John Woolman was an 18th-century American Quaker who was ardent about the abolition of slavery before abolitionism was really a thing. His friends found him kind of embarrassing because he would do things like refusing to use silverware at his friends' houses because silver was mined by slaves, or paying his friends' slaves for their work when they served him dinner. But he was successful in persuading some of his friends to free their slaves, and in retrospect his actions look heroic because he brought abolitionism onto the map.

I once assumed that Woolman was the kind of person who found it easy to do socially provocative things  I think we've all met That Guy at some point.
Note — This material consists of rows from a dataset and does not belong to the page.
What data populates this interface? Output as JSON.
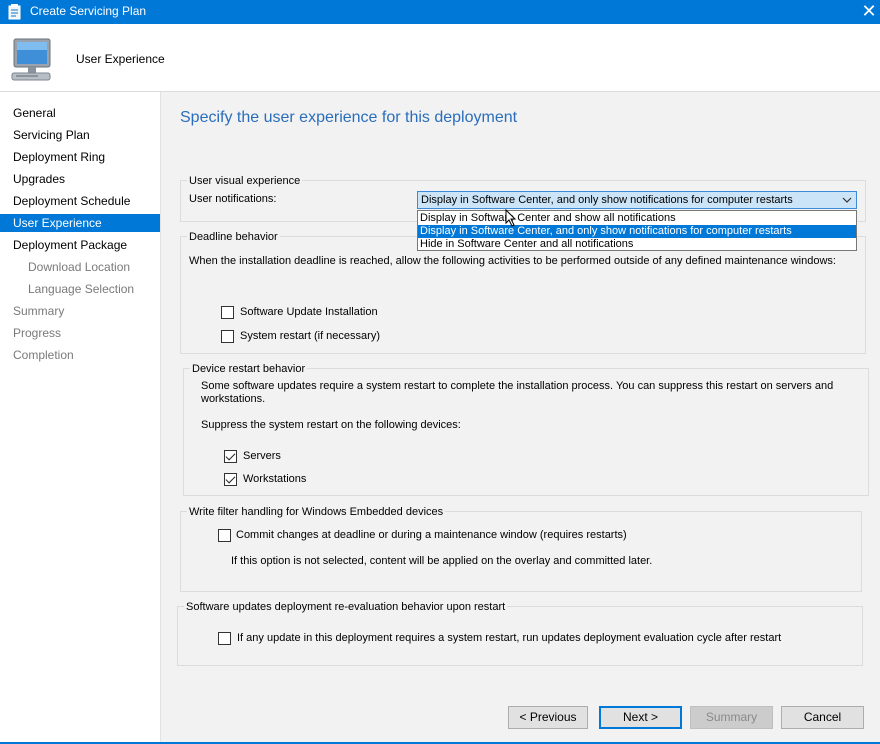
{
  "window": {
    "title": "Create Servicing Plan",
    "close_glyph": "✕"
  },
  "header": {
    "title": "User Experience",
    "icon": "computer-monitor-icon"
  },
  "sidebar": {
    "items": [
      {
        "label": "General",
        "state": "normal"
      },
      {
        "label": "Servicing Plan",
        "state": "normal"
      },
      {
        "label": "Deployment Ring",
        "state": "normal"
      },
      {
        "label": "Upgrades",
        "state": "normal"
      },
      {
        "label": "Deployment Schedule",
        "state": "normal"
      },
      {
        "label": "User Experience",
        "state": "active"
      },
      {
        "label": "Deployment Package",
        "state": "normal"
      },
      {
        "label": "Download Location",
        "state": "sub"
      },
      {
        "label": "Language Selection",
        "state": "sub"
      },
      {
        "label": "Summary",
        "state": "grey"
      },
      {
        "label": "Progress",
        "state": "grey"
      },
      {
        "label": "Completion",
        "state": "grey"
      }
    ]
  },
  "main": {
    "page_title": "Specify the user experience for this deployment",
    "user_visual": {
      "group_label": "User visual experience",
      "notifications_label": "User notifications:",
      "selected": "Display in Software Center, and only show notifications for computer restarts",
      "options": [
        "Display in Software Center and show all notifications",
        "Display in Software Center, and only show notifications for computer restarts",
        "Hide in Software Center and all notifications"
      ],
      "highlighted_index": 1
    },
    "deadline": {
      "group_label": "Deadline behavior",
      "description": "When the installation deadline is reached, allow the following activities to be performed outside of any defined maintenance windows:",
      "software_update_installation": {
        "label": "Software Update Installation",
        "checked": false
      },
      "system_restart": {
        "label": "System restart (if necessary)",
        "checked": false
      }
    },
    "restart": {
      "group_label": "Device restart behavior",
      "description_line1": "Some software updates require a system restart to complete the installation process. You can suppress this restart on servers and",
      "description_line2": "workstations.",
      "suppress_label": "Suppress the system restart on the following devices:",
      "servers": {
        "label": "Servers",
        "checked": true
      },
      "workstations": {
        "label": "Workstations",
        "checked": true
      }
    },
    "write_filter": {
      "group_label": "Write filter handling for Windows Embedded devices",
      "commit": {
        "label": "Commit changes at deadline or during a maintenance window (requires restarts)",
        "checked": false
      },
      "note": "If this option is not selected, content will be applied on the overlay and committed later."
    },
    "reevaluation": {
      "group_label": "Software updates deployment re-evaluation behavior upon restart",
      "option": {
        "label": "If any update in this deployment requires a system restart, run updates deployment evaluation cycle after restart",
        "checked": false
      }
    }
  },
  "footer": {
    "previous": "< Previous",
    "next": "Next >",
    "summary": "Summary",
    "cancel": "Cancel"
  },
  "colors": {
    "accent": "#0078d7",
    "title_text": "#2a6ebb",
    "content_bg": "#f2f2f2"
  }
}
But when I read his account of his life, he actually describes finding it really difficult and embarrassing to break social convention. He did it despite his discomfort, because he believed it was really important. That makes me respect him a lot more.

I often find myself getting annoyed with vegan activists for breaking social convention. Then I wonder if I'm dining with modern day Woolmans.

Martin Luther King, Jr. and Malcolm X embody two different strategies about how much to push the envelope. King's civil rights movement was extremely careful to stay within conventional morality and to represent themselves as upstanding, respectable citizens. (Bayard Rustin, who organized the March on Washington, was sidelined due to embarrassment about his being gay. Claudette Colvin was arrested nine months before Rosa Parks for resisting bus segregation in Montgomery, but was not highlighted by the movement because she was unmarried and pregnant. Those decisions sound pretty awful now, but I think they were probably the right thing for that particular movement to do at the time, given that white Americans were not even okay with black ministers in suits eating at lunch counters.)

Malcolm X was not worried about offending white sensibilities, calling King a "chump" and demanding social change rather than going the more incremental route. And yet he, too, was very careful about some aspects of presentation  I challenge you to find a picture of him not wearing a tie. There's one picture of him wearing a dashiki, but he's actually wearing a tie underneath.

Related: Peter Hurford on using weirdness wisely.

It might be good for a movement to have some of both strategies. Some people/organizations play it safer and gain respectability. Others push the envelope. This is probably an argument for having multiple branches/organizations within a movement, so that some can try more radical strategies while other go for more mainstream appeal.